== GIVEN DATA ==
----

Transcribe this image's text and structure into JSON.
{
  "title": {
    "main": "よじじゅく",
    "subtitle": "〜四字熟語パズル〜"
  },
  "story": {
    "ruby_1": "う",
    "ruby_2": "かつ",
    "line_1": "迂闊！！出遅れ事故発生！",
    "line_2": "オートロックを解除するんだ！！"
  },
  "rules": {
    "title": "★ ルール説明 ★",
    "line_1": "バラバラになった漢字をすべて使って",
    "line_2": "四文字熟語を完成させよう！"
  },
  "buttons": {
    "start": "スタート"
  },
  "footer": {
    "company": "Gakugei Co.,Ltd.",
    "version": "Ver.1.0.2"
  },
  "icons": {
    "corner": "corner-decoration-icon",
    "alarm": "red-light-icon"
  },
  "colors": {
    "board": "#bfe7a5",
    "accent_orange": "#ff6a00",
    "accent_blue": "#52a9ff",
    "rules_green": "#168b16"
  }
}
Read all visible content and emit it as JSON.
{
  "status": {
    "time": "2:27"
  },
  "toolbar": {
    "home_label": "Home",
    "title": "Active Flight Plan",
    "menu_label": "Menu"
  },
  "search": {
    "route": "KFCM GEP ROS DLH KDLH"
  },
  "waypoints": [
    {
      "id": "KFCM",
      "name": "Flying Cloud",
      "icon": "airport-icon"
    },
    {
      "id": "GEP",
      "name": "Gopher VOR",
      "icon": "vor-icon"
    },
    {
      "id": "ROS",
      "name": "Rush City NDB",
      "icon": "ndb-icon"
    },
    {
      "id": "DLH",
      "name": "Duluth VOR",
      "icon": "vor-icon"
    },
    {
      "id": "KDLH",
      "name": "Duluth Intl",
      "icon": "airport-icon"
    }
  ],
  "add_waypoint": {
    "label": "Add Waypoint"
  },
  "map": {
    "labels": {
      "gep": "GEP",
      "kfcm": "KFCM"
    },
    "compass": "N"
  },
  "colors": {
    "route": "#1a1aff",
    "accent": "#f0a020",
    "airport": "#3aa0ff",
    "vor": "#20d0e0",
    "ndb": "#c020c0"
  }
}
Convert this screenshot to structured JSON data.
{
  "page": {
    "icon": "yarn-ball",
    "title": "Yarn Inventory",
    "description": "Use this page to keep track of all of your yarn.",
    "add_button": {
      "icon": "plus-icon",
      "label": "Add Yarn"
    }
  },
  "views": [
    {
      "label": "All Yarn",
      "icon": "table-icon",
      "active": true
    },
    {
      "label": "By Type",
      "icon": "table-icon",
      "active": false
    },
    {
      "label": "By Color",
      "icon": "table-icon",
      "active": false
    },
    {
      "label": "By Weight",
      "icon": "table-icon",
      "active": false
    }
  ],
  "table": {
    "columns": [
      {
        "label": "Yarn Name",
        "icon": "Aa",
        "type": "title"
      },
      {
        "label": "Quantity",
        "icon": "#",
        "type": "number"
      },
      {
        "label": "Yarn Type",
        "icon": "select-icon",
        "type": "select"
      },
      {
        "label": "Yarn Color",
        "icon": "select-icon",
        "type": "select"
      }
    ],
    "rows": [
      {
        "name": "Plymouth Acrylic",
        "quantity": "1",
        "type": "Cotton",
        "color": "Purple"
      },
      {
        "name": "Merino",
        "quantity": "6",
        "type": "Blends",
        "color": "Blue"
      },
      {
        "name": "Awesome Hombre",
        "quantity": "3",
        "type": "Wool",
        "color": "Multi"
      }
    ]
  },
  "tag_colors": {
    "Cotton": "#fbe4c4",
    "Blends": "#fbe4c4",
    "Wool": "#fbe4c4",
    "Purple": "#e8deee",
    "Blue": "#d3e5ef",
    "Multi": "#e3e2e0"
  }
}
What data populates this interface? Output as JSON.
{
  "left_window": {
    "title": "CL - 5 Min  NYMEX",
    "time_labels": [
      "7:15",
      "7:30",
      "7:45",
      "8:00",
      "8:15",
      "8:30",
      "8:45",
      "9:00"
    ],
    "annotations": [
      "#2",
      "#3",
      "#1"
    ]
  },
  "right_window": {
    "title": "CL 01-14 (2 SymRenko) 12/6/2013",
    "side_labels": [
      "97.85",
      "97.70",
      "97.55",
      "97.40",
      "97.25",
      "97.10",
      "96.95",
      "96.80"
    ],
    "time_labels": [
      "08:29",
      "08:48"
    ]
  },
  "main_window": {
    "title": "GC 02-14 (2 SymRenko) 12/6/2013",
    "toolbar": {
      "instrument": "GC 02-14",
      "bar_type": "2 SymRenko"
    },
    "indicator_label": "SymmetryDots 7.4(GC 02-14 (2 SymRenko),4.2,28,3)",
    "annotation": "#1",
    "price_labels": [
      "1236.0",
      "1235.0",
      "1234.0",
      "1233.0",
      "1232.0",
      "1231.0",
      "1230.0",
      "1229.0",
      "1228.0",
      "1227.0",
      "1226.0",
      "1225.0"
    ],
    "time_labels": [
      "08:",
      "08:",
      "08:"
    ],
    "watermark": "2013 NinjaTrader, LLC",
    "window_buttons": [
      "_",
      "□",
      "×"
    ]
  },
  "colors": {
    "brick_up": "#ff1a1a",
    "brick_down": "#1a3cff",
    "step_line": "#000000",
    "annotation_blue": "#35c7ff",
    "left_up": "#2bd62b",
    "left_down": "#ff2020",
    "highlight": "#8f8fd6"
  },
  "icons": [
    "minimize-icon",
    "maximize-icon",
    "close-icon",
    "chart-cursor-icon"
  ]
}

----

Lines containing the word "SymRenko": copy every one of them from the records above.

    "title": "CL 01-14 (2 SymRenko) 12/6/2013",
    "title": "GC 02-14 (2 SymRenko) 12/6/2013",
      "bar_type": "2 SymRenko"
    "indicator_label": "SymmetryDots 7.4(GC 02-14 (2 SymRenko),4.2,28,3)",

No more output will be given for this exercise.